[Stored data entries]
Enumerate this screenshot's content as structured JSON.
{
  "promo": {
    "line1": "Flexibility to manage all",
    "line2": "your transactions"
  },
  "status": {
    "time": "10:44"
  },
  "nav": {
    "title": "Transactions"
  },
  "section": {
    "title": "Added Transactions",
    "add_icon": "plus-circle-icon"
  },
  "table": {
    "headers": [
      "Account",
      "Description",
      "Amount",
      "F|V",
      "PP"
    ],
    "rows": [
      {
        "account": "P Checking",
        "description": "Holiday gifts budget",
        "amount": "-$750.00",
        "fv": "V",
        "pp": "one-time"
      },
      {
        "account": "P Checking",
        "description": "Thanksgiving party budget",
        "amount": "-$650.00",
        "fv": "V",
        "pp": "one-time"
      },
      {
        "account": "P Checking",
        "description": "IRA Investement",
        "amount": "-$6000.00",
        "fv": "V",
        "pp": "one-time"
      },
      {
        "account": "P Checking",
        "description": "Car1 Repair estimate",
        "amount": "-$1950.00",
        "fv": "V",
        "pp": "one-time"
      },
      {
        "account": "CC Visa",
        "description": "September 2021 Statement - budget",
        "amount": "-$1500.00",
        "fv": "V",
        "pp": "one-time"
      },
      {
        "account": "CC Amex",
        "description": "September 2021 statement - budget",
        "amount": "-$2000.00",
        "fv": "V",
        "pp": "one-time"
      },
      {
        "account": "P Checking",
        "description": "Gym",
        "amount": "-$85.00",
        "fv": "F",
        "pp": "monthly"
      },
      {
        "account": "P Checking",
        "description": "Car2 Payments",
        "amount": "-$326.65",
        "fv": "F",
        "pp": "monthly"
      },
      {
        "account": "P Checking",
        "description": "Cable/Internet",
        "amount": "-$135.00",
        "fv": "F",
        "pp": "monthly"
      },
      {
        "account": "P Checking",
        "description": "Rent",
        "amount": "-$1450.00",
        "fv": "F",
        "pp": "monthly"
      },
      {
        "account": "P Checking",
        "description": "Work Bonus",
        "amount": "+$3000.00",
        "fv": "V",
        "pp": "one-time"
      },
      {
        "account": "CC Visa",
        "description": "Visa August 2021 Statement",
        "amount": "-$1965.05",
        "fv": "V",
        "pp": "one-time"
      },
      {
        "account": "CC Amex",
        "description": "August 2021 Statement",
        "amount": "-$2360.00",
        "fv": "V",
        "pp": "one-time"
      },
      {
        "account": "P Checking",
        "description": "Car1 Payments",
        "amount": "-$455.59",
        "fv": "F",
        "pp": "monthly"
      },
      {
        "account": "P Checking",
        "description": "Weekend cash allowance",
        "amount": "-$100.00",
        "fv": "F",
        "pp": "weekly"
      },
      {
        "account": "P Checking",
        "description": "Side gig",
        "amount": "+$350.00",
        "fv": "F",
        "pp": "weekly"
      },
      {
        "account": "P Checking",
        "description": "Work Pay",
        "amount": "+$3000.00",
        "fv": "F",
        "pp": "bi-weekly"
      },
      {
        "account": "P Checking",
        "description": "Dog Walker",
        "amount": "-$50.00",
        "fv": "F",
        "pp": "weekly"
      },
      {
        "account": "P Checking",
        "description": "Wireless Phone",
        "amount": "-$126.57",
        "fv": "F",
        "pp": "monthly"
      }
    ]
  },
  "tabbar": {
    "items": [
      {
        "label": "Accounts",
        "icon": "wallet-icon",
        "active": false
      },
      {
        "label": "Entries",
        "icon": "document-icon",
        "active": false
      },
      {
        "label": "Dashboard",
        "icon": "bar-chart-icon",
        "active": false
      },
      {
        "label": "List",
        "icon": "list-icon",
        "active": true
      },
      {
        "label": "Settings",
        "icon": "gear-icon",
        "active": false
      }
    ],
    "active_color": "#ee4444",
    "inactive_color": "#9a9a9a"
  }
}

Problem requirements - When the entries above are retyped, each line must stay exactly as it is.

Your response -
Enumerate this screenshot's content as structured JSON.
{
  "promo": {
    "line1": "Flexibility to manage all",
    "line2": "your transactions"
  },
  "status": {
    "time": "10:44"
  },
  "nav": {
    "title": "Transactions"
  },
  "section": {
    "title": "Added Transactions",
    "add_icon": "plus-circle-icon"
  },
  "table": {
    "headers": [
      "Account",
      "Description",
      "Amount",
      "F|V",
      "PP"
    ],
    "rows": [
      {
        "account": "P Checking",
        "description": "Holiday gifts budget",
        "amount": "-$750.00",
        "fv": "V",
        "pp": "one-time"
      },
      {
        "account": "P Checking",
        "description": "Thanksgiving party budget",
        "amount": "-$650.00",
        "fv": "V",
        "pp": "one-time"
      },
      {
        "account": "P Checking",
        "description": "IRA Investement",
        "amount": "-$6000.00",
        "fv": "V",
        "pp": "one-time"
      },
      {
        "account": "P Checking",
        "description": "Car1 Repair estimate",
        "amount": "-$1950.00",
        "fv": "V",
        "pp": "one-time"
      },
      {
        "account": "CC Visa",
        "description": "September 2021 Statement - budget",
        "amount": "-$1500.00",
        "fv": "V",
        "pp": "one-time"
      },
      {
        "account": "CC Amex",
        "description": "September 2021 statement - budget",
        "amount": "-$2000.00",
        "fv": "V",
        "pp": "one-time"
      },
      {
        "account": "P Checking",
        "description": "Gym",
        "amount": "-$85.00",
        "fv": "F",
        "pp": "monthly"
      },
      {
        "account": "P Checking",
        "description": "Car2 Payments",
        "amount": "-$326.65",
        "fv": "F",
        "pp": "monthly"
      },
      {
        "account": "P Checking",
        "description": "Cable/Internet",
        "amount": "-$135.00",
        "fv": "F",
        "pp": "monthly"
      },
      {
        "account": "P Checking",
        "description": "Rent",
        "amount": "-$1450.00",
        "fv": "F",
        "pp": "monthly"
      },
      {
        "account": "P Checking",
        "description": "Work Bonus",
        "amount": "+$3000.00",
        "fv": "V",
        "pp": "one-time"
      },
      {
        "account": "CC Visa",
        "description": "Visa August 2021 Statement",
        "amount": "-$1965.05",
        "fv": "V",
        "pp": "one-time"
      },
      {
        "account": "CC Amex",
        "description": "August 2021 Statement",
        "amount": "-$2360.00",
        "fv": "V",
        "pp": "one-time"
      },
      {
        "account": "P Checking",
        "description": "Car1 Payments",
        "amount": "-$455.59",
        "fv": "F",
        "pp": "monthly"
      },
      {
        "account": "P Checking",
        "description": "Weekend cash allowance",
        "amount": "-$100.00",
        "fv": "F",
        "pp": "weekly"
      },
      {
        "account": "P Checking",
        "description": "Side gig",
        "amount": "+$350.00",
        "fv": "F",
        "pp": "weekly"
      },
      {
        "account": "P Checking",
        "description": "Work Pay",
        "amount": "+$3000.00",
        "fv": "F",
        "pp": "bi-weekly"
      },
      {
        "account": "P Checking",
        "description": "Dog Walker",
        "amount": "-$50.00",
        "fv": "F",
        "pp": "weekly"
      },
      {
        "account": "P Checking",
        "description": "Wireless Phone",
        "amount": "-$126.57",
        "fv": "F",
        "pp": "monthly"
      }
    ]
  },
  "tabbar": {
    "items": [
      {
        "label": "Accounts",
        "icon": "wallet-icon",
        "active": false
      },
      {
        "label": "Entries",
        "icon": "document-icon",
        "active": false
      },
      {
        "label": "Dashboard",
        "icon": "bar-chart-icon",
        "active": false
      },
      {
        "label": "List",
        "icon": "list-icon",
        "active": true
      },
      {
        "label": "Settings",
        "icon": "gear-icon",
        "active": false
      }
    ],
    "active_color": "#ee4444",
    "inactive_color": "#9a9a9a"
  }
}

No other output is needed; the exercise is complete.